Born on December 16, 1928, in Chicago, science fiction writer Philip Kindred Dick was the author of 35 books and six collections of short stories, most dealing with the nature of reality. Dick received the Hugo Award in 1962 for The Man in the High Castle, a fantasy novel about Hitler winning World War II. His anti-drug novel, Flow My Tears, the Policeman Said, won the Campbell Memorial Award in 1974. The movie Blade Runner was based on Dick's 1968 novel, Do Androids Dream of Electric Sheep?. Philip Dick died of heart failure following a stroke, on March 2, 1982.
In order to quote from, publish, or reproduce any of the manuscripts or visual materials, researchers must obtain formal permission from the office of the Library Director. In most instances, permission is given by the Huntington as owner of the physical property rights only, and researchers must also obtain permission from the holder of the literary rights. In some instances, the Huntington owns the literary rights, as well as the physical property rights. Researchers may contact the appropriate curator for further information.
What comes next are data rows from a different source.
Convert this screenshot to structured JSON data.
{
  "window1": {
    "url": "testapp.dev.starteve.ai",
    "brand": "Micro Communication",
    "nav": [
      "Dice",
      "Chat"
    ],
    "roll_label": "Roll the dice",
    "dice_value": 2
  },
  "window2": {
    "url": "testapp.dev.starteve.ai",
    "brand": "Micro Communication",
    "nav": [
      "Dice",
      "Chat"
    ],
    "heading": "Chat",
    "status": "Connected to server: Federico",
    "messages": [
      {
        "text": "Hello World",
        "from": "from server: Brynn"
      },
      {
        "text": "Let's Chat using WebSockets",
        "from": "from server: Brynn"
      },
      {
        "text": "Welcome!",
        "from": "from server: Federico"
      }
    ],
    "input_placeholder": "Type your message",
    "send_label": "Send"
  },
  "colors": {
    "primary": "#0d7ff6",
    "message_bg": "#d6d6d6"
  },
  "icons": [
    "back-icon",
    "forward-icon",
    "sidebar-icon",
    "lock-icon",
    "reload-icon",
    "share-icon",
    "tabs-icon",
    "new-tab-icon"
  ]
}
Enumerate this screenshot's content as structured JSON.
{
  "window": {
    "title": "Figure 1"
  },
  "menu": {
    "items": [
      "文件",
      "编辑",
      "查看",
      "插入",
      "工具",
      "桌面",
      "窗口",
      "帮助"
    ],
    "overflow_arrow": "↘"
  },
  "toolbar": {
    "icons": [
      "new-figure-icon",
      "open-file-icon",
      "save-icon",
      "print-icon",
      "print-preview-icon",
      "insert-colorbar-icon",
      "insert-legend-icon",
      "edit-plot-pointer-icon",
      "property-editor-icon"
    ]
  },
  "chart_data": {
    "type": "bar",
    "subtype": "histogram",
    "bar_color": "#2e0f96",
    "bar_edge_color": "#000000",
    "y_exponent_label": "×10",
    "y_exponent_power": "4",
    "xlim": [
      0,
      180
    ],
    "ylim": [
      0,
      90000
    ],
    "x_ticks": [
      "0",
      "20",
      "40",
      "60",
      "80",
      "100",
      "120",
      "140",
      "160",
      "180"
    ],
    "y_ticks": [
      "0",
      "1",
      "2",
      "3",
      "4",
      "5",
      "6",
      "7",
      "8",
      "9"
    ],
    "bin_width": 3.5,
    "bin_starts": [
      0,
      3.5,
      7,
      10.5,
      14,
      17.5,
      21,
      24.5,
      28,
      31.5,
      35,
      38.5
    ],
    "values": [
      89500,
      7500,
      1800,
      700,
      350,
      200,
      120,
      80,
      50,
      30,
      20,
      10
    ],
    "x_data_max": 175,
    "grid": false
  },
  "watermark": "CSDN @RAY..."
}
Collection is open to qualified researchers by prior application through the Reader Services Department. For more information please go to following URL.